*** Opening Source data ***
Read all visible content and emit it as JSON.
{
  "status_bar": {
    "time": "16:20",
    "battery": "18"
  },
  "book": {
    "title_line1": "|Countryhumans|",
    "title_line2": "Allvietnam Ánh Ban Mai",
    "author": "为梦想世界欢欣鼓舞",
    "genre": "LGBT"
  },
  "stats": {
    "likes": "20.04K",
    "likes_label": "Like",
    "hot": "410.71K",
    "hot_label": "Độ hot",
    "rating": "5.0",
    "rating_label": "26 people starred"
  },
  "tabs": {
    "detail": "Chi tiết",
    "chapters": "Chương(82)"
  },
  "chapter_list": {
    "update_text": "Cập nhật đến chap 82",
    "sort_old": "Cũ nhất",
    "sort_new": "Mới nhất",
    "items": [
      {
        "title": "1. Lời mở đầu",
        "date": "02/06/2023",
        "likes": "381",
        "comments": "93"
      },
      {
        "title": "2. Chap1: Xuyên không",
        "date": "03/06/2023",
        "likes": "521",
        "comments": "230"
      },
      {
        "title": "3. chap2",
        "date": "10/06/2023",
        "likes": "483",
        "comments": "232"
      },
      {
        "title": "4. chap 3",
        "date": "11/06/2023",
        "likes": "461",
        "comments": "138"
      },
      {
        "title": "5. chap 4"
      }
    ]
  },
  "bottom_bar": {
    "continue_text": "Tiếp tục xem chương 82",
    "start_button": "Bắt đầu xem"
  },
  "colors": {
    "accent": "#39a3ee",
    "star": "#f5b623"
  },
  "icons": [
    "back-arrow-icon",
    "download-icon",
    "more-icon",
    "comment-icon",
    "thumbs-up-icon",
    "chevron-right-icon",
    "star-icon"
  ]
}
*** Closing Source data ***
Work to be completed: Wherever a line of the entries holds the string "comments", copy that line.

Output below:
        "comments": "93"
        "comments": "230"
        "comments": "232"
        "comments": "138"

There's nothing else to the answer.